• **Problem details**
In how many lines of the data does the word "report" appear? Give the number by itself.

↓↓↓

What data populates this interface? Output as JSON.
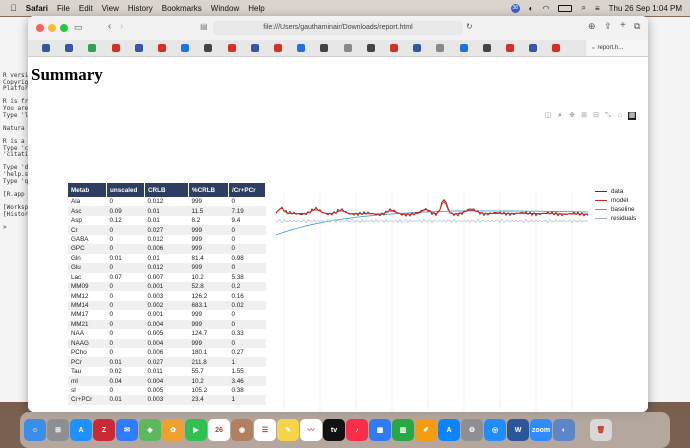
{
  "menubar": {
    "app": "Safari",
    "items": [
      "File",
      "Edit",
      "View",
      "History",
      "Bookmarks",
      "Window",
      "Help"
    ],
    "clock": "Thu 26 Sep  1:04 PM"
  },
  "terminal_lines": [
    "R versio",
    "Copyrigh",
    "Platform",
    "",
    "R is fre",
    "You are ",
    "Type 'li",
    "",
    "  Natura",
    "",
    "R is a c",
    "Type 'co",
    "'citatio",
    "",
    "Type 'de",
    "'help.st",
    "Type 'q'",
    "",
    "[R.app G",
    "",
    "[Workspa",
    "[History",
    "",
    ">"
  ],
  "browser": {
    "address": "file:///Users/gauthaminair/Downloads/report.html",
    "active_tab": "report.h...",
    "tabs": [
      "S",
      "S",
      "G",
      "M",
      "S",
      "M",
      "S",
      "G",
      "M",
      "S",
      "M",
      "S",
      "J",
      "N",
      "G",
      "M",
      "S",
      "N",
      "S",
      "G",
      "M",
      "S",
      "M"
    ]
  },
  "page": {
    "title": "Summary",
    "table": {
      "headers": [
        "Metab",
        "unscaled",
        "CRLB",
        "%CRLB",
        "/Cr+PCr"
      ],
      "rows": [
        [
          "Ala",
          "0",
          "0.012",
          "999",
          "0"
        ],
        [
          "Asc",
          "0.09",
          "0.01",
          "11.5",
          "7.19"
        ],
        [
          "Asp",
          "0.12",
          "0.01",
          "8.2",
          "9.4"
        ],
        [
          "Cr",
          "0",
          "0.027",
          "999",
          "0"
        ],
        [
          "GABA",
          "0",
          "0.012",
          "999",
          "0"
        ],
        [
          "GPC",
          "0",
          "0.006",
          "999",
          "0"
        ],
        [
          "Gln",
          "0.01",
          "0.01",
          "81.4",
          "0.98"
        ],
        [
          "Glu",
          "0",
          "0.012",
          "999",
          "0"
        ],
        [
          "Lac",
          "0.07",
          "0.007",
          "10.2",
          "5.38"
        ],
        [
          "MM09",
          "0",
          "0.001",
          "52.8",
          "0.2"
        ],
        [
          "MM12",
          "0",
          "0.003",
          "126.2",
          "0.16"
        ],
        [
          "MM14",
          "0",
          "0.002",
          "683.1",
          "0.02"
        ],
        [
          "MM17",
          "0",
          "0.001",
          "999",
          "0"
        ],
        [
          "MM21",
          "0",
          "0.004",
          "999",
          "0"
        ],
        [
          "NAA",
          "0",
          "0.005",
          "124.7",
          "0.33"
        ],
        [
          "NAAG",
          "0",
          "0.004",
          "999",
          "0"
        ],
        [
          "PCho",
          "0",
          "0.006",
          "180.1",
          "0.27"
        ],
        [
          "PCr",
          "0.01",
          "0.027",
          "211.8",
          "1"
        ],
        [
          "Tau",
          "0.02",
          "0.011",
          "55.7",
          "1.55"
        ],
        [
          "mI",
          "0.04",
          "0.004",
          "10.2",
          "3.46"
        ],
        [
          "sI",
          "0",
          "0.005",
          "105.2",
          "0.38"
        ],
        [
          "Cr+PCr",
          "0.01",
          "0.003",
          "23.4",
          "1"
        ]
      ]
    },
    "legend": [
      {
        "name": "data",
        "color": "#8b1a1a"
      },
      {
        "name": "model",
        "color": "#cc2222"
      },
      {
        "name": "baseline",
        "color": "#4aa3d8"
      },
      {
        "name": "residuals",
        "color": "#9fb3c8"
      }
    ]
  },
  "dock": {
    "apps": [
      {
        "name": "finder",
        "color": "#3b8ee8",
        "glyph": "☺"
      },
      {
        "name": "launchpad",
        "color": "#8e8e93",
        "glyph": "⊞"
      },
      {
        "name": "app-store",
        "color": "#1e90ff",
        "glyph": "A"
      },
      {
        "name": "zotero",
        "color": "#cc2936",
        "glyph": "Z"
      },
      {
        "name": "mail",
        "color": "#2e7cf6",
        "glyph": "✉"
      },
      {
        "name": "maps",
        "color": "#5cb85c",
        "glyph": "◈"
      },
      {
        "name": "photos",
        "color": "#f0a030",
        "glyph": "✿"
      },
      {
        "name": "facetime",
        "color": "#30c050",
        "glyph": "▶"
      },
      {
        "name": "calendar",
        "color": "#ffffff",
        "glyph": "26"
      },
      {
        "name": "contacts",
        "color": "#b08060",
        "glyph": "◉"
      },
      {
        "name": "reminders",
        "color": "#ffffff",
        "glyph": "☰"
      },
      {
        "name": "notes",
        "color": "#f5d547",
        "glyph": "✎"
      },
      {
        "name": "freeform",
        "color": "#ffffff",
        "glyph": "〰"
      },
      {
        "name": "tv",
        "color": "#111111",
        "glyph": "tv"
      },
      {
        "name": "music",
        "color": "#fa2d48",
        "glyph": "♪"
      },
      {
        "name": "keynote",
        "color": "#2f7bf5",
        "glyph": "▦"
      },
      {
        "name": "numbers",
        "color": "#27a844",
        "glyph": "▥"
      },
      {
        "name": "pages",
        "color": "#f39c12",
        "glyph": "✐"
      },
      {
        "name": "app-store-2",
        "color": "#0d84ff",
        "glyph": "A"
      },
      {
        "name": "system-settings",
        "color": "#8e8e93",
        "glyph": "⚙"
      },
      {
        "name": "safari",
        "color": "#1f8cff",
        "glyph": "◎"
      },
      {
        "name": "word",
        "color": "#2b579a",
        "glyph": "W"
      },
      {
        "name": "zoom",
        "color": "#2d8cff",
        "glyph": "zoom"
      },
      {
        "name": "preview",
        "color": "#5d86c9",
        "glyph": "◐"
      },
      {
        "name": "trash",
        "color": "#d8d8d8",
        "glyph": "🗑"
      }
    ]
  }
}
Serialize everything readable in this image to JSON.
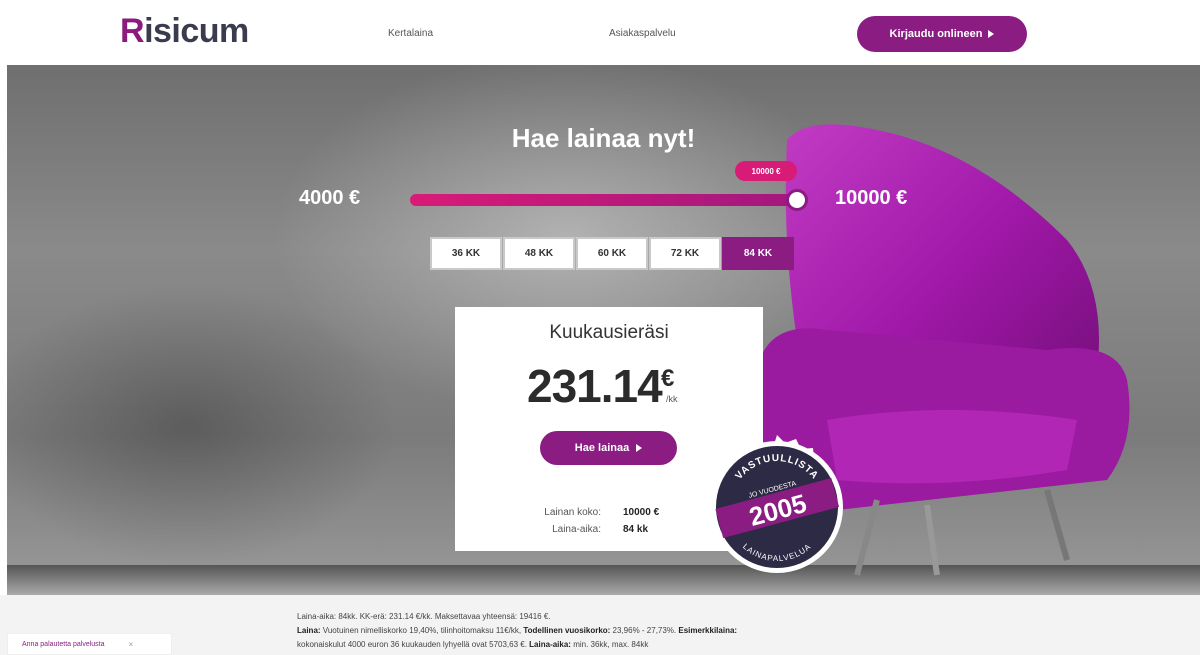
{
  "header": {
    "logo_r": "R",
    "logo_rest": "isicum",
    "nav": {
      "kertalaina": "Kertalaina",
      "asiakaspalvelu": "Asiakaspalvelu"
    },
    "login_label": "Kirjaudu onlineen"
  },
  "hero": {
    "title": "Hae lainaa nyt!",
    "min_amount": "4000 €",
    "max_amount": "10000 €",
    "slider_value_label": "10000 €",
    "slider_fill": 1.0,
    "terms": [
      "36 KK",
      "48 KK",
      "60 KK",
      "72 KK",
      "84 KK"
    ],
    "active_term": "84 KK"
  },
  "card": {
    "title": "Kuukausieräsi",
    "amount": "231.14",
    "currency": "€",
    "per": "/kk",
    "apply_label": "Hae lainaa",
    "summary": {
      "size_label": "Lainan koko:",
      "size_value": "10000 €",
      "term_label": "Laina-aika:",
      "term_value": "84 kk"
    }
  },
  "badge": {
    "top_text": "VASTUULLISTA",
    "middle_text": "JO VUODESTA",
    "year": "2005",
    "bottom_text": "LAINAPALVELUA"
  },
  "footer": {
    "line1": "Laina-aika: 84kk. KK-erä: 231.14 €/kk. Maksettavaa yhteensä: 19416 €.",
    "line2_label_laina": "Laina:",
    "line2_text": " Vuotuinen nimelliskorko 19,40%, tilinhoitomaksu 11€/kk, ",
    "line2_label_todellinen": "Todellinen vuosikorko:",
    "line2_text2": " 23,96% - 27,73%. ",
    "line2_label_esimerkki": "Esimerkkilaina:",
    "line3_text": "kokonaiskulut 4000 euron 36 kuukauden lyhyellä ovat 5703,63 €. ",
    "line3_label": "Laina-aika:",
    "line3_text2": " min. 36kk, max. 84kk",
    "feedback_label": "Anna palautetta palvelusta",
    "feedback_close": "×"
  },
  "colors": {
    "brand": "#8b1c82",
    "accent_pink": "#d81b77"
  }
}
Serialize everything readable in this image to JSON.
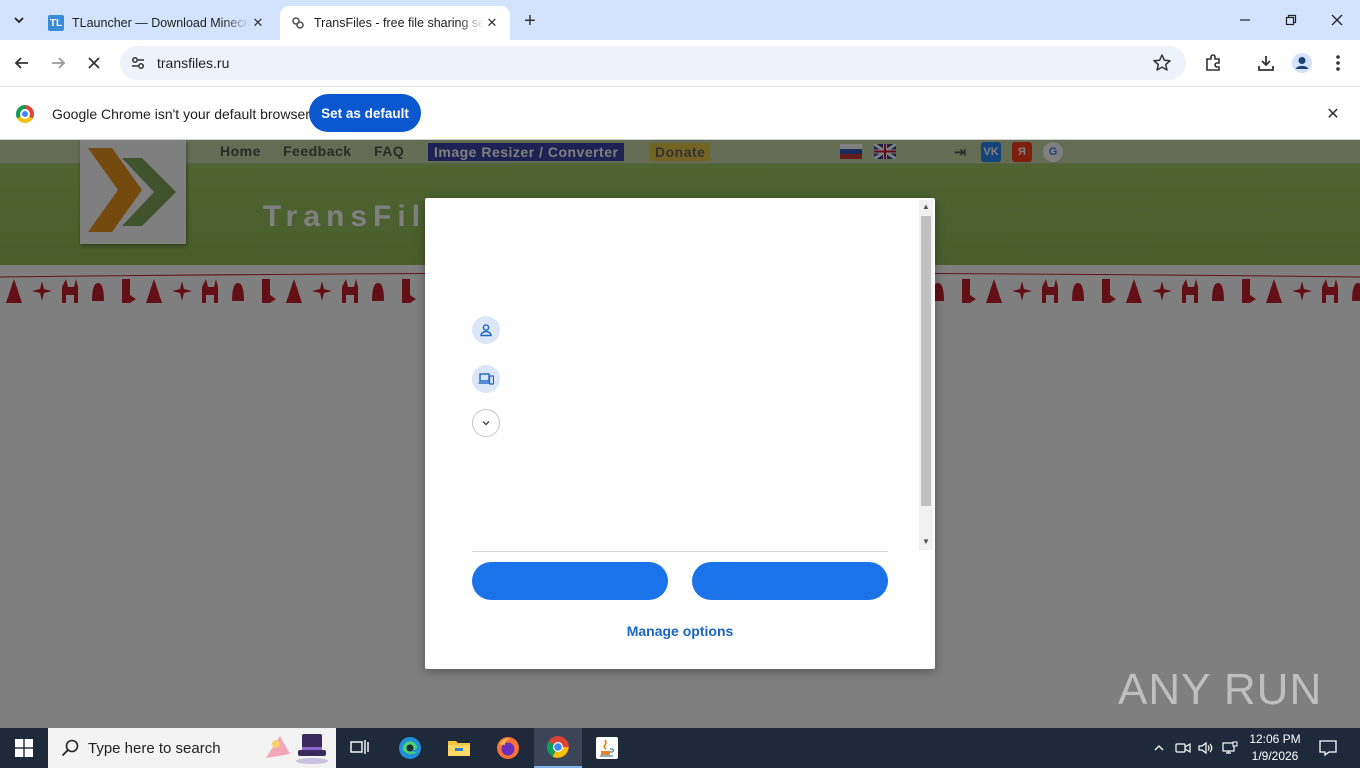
{
  "browser": {
    "tabs": [
      {
        "title": "TLauncher — Download Minecraft",
        "favicon": "TL",
        "active": false
      },
      {
        "title": "TransFiles - free file sharing service",
        "active": true
      }
    ],
    "address": "transfiles.ru",
    "infobar": {
      "message": "Google Chrome isn't your default browser",
      "button": "Set as default"
    }
  },
  "site": {
    "menu": [
      "Home",
      "Feedback",
      "FAQ",
      "Image Resizer / Converter",
      "Donate"
    ],
    "title": "TransFile",
    "social": [
      "VK",
      "Я",
      "G"
    ]
  },
  "dialog": {
    "manage_options": "Manage options"
  },
  "watermark": "ANY RUN",
  "taskbar": {
    "search_placeholder": "Type here to search",
    "time": "12:06 PM",
    "date": "1/9/2026"
  },
  "colors": {
    "tabstrip": "#d3e3fd",
    "primary_button": "#0b57d0",
    "dialog_button": "#1a73e8",
    "link": "#1a66c4",
    "taskbar": "#1e2a3a"
  }
}
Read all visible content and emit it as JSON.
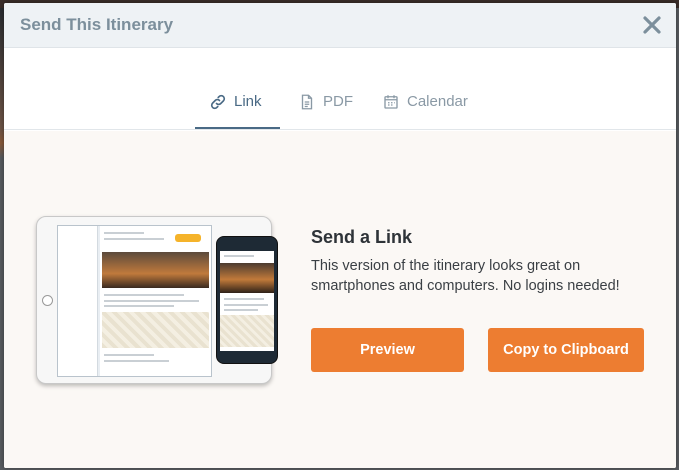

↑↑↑

• **Your response**
2